Controversial plans for new housing schemes at University of Cumbria's Lancaster campus given green light
Two proposed developments at the University of Cumbria's Lancaster campus have been approved by the city council's planning meeting.
Members of the committee gave the thumbs up on Monday to plans for a supported living facility and an extra care village to be built at the Bowerham campus.
The decisions mean a new four-storey extra care residential building will be built overlooking Coulston Road, and the current Barbon Hall and Hornby Hall will be converted into affordable residential apartments.
In addition, the university tennis courts will be redeveloped with a new access road leading from nearby Anderson Close to form a new two-storey supported living facility comprising 13 one-bedroom flats.
A third application - for the demolition of the existing 10 storey tower and other buildings and erection of an eight, nine and 10 storey building to provide student accommodation - was not listed for Monday's meeting.
The three applications were put on hold earlier this month over concerns raised about drainage on the site.
However, councillors voted to approve the applications, both of which have also been delegated back to the head of planning to, in the absence of any new material planning matters being raised, formally issue a decision notice on April 6.
The schemes have been met with resistance by many residents living near the site, who objected to the supported living facility in particular, mostly relating to issues such as distance from neighbouring properties, privacy, access and transport.
Three residents spoke at the meeting in objection to the plans for the extra care village and the affordable residential flats, while four spoke against the supported living facility proposals.
Afterwards, Richard Kenworthy said on behalf of Anderson Close residents: “Our only hope now is if the university and its partners have planned to locate the building on or within 5m of the 63cm diameter pressurised water mains that run across the site.
"If this is the case they will have to re-design the building and re-apply for planning permission.
"The university submitted maps dated April and May 2020 showing that they knew the approximate location of the water mains.
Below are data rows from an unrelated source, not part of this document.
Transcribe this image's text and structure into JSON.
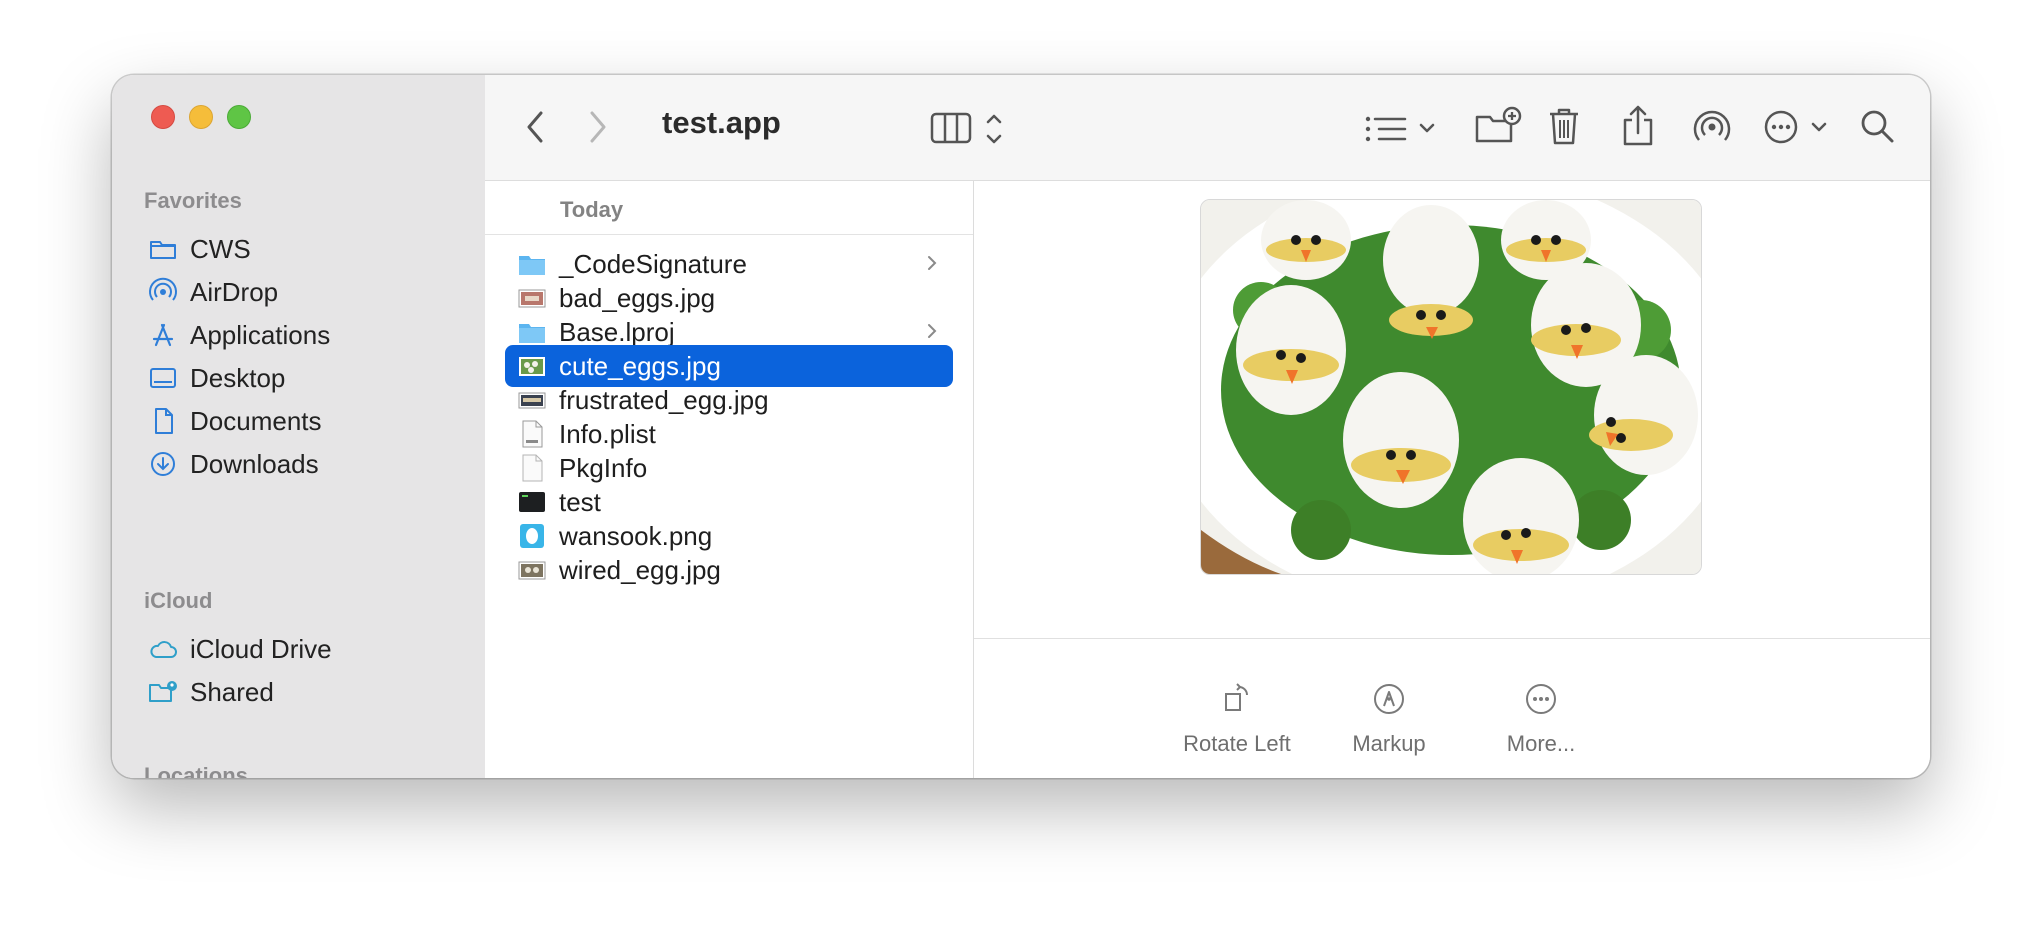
{
  "window": {
    "title": "test.app"
  },
  "sidebar": {
    "sections": [
      {
        "title": "Favorites",
        "items": [
          {
            "label": "CWS",
            "icon": "folder-icon"
          },
          {
            "label": "AirDrop",
            "icon": "airdrop-icon"
          },
          {
            "label": "Applications",
            "icon": "applications-icon"
          },
          {
            "label": "Desktop",
            "icon": "desktop-icon"
          },
          {
            "label": "Documents",
            "icon": "document-icon"
          },
          {
            "label": "Downloads",
            "icon": "download-icon"
          }
        ]
      },
      {
        "title": "iCloud",
        "items": [
          {
            "label": "iCloud Drive",
            "icon": "cloud-icon"
          },
          {
            "label": "Shared",
            "icon": "shared-folder-icon"
          }
        ]
      },
      {
        "title": "Locations",
        "items": []
      }
    ]
  },
  "file_list": {
    "group_header": "Today",
    "files": [
      {
        "name": "_CodeSignature",
        "type": "folder",
        "has_children": true
      },
      {
        "name": "bad_eggs.jpg",
        "type": "image"
      },
      {
        "name": "Base.lproj",
        "type": "folder",
        "has_children": true
      },
      {
        "name": "cute_eggs.jpg",
        "type": "image",
        "selected": true
      },
      {
        "name": "frustrated_egg.jpg",
        "type": "image"
      },
      {
        "name": "Info.plist",
        "type": "plist"
      },
      {
        "name": "PkgInfo",
        "type": "blank-document"
      },
      {
        "name": "test",
        "type": "executable"
      },
      {
        "name": "wansook.png",
        "type": "image"
      },
      {
        "name": "wired_egg.jpg",
        "type": "image"
      }
    ]
  },
  "preview": {
    "image_description_icon": "deviled-eggs-chicks-image",
    "actions": [
      {
        "label": "Rotate Left",
        "icon": "rotate-left-icon"
      },
      {
        "label": "Markup",
        "icon": "markup-icon"
      },
      {
        "label": "More...",
        "icon": "more-icon"
      }
    ]
  },
  "colors": {
    "selection": "#0b63dc",
    "accent_icon": "#2f7ed8",
    "sidebar_bg": "#e6e5e6"
  }
}
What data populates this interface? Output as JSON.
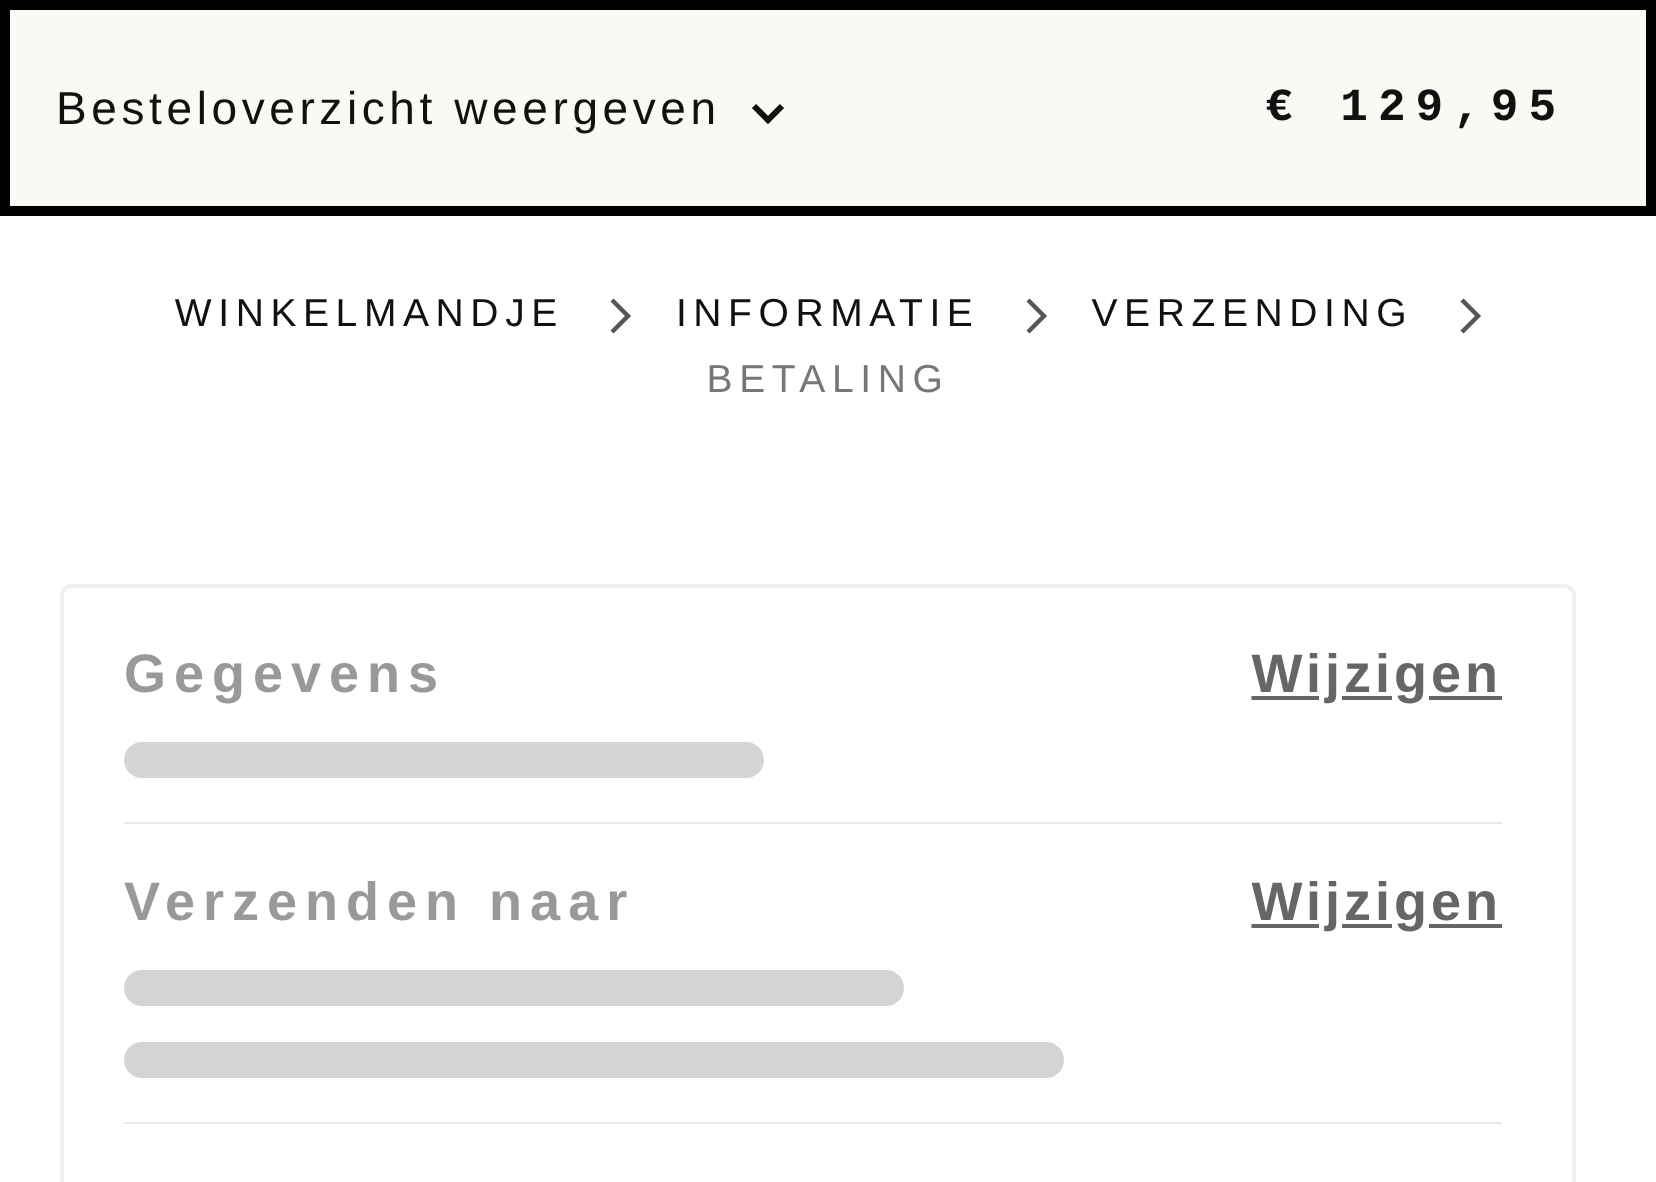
{
  "summary_bar": {
    "toggle_label": "Besteloverzicht weergeven",
    "expanded": false,
    "total": "€ 129,95"
  },
  "breadcrumb": [
    {
      "label": "WINKELMANDJE",
      "selected": false
    },
    {
      "label": "INFORMATIE",
      "selected": false
    },
    {
      "label": "VERZENDING",
      "selected": false
    },
    {
      "label": "BETALING",
      "selected": true
    }
  ],
  "review_card": {
    "sections": [
      {
        "heading": "Gegevens",
        "action": "Wijzigen",
        "lines": [
          {
            "kind": "blurred"
          }
        ]
      },
      {
        "heading": "Verzenden naar",
        "action": "Wijzigen",
        "lines": [
          {
            "kind": "blurred"
          },
          {
            "kind": "blurred"
          }
        ]
      }
    ]
  }
}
They have had all this time to verify their exact location, but have done nothing.
"An engineer visiting the site earlier this month said that the only way to be sure of the location of the water mains is to dig exploratory holes to find the pipes.
"The university and its partners will not be able to start building work until they have found these water mains and also carried out infiltration testing in connection with the surface water drainage.
"Once these have been submitted to, and approved by, both United Utilities and the Lead Local Flood Authority then the planning pre-conditions can be confirmed as being met and work can start.
"In the meantime the public consultation on the application for the replacement for the William Thompson Tower continues. Despite the original design being for a seven-storey tower with a larger footprint than the original tower, the design was radically changed in January. It is now eight, nine or 10 storeys high, depending from which direction you look at it.
“Based on the planning committee’s decisions today it looks very likely that they will vote to approve this plan when they meet on April 26 to consider this matter, regardless of local residents’ objections.”
A University of Cumbria spokesman said: “We are delighted that the first two applications have been approved and we can move ahead with our plans.”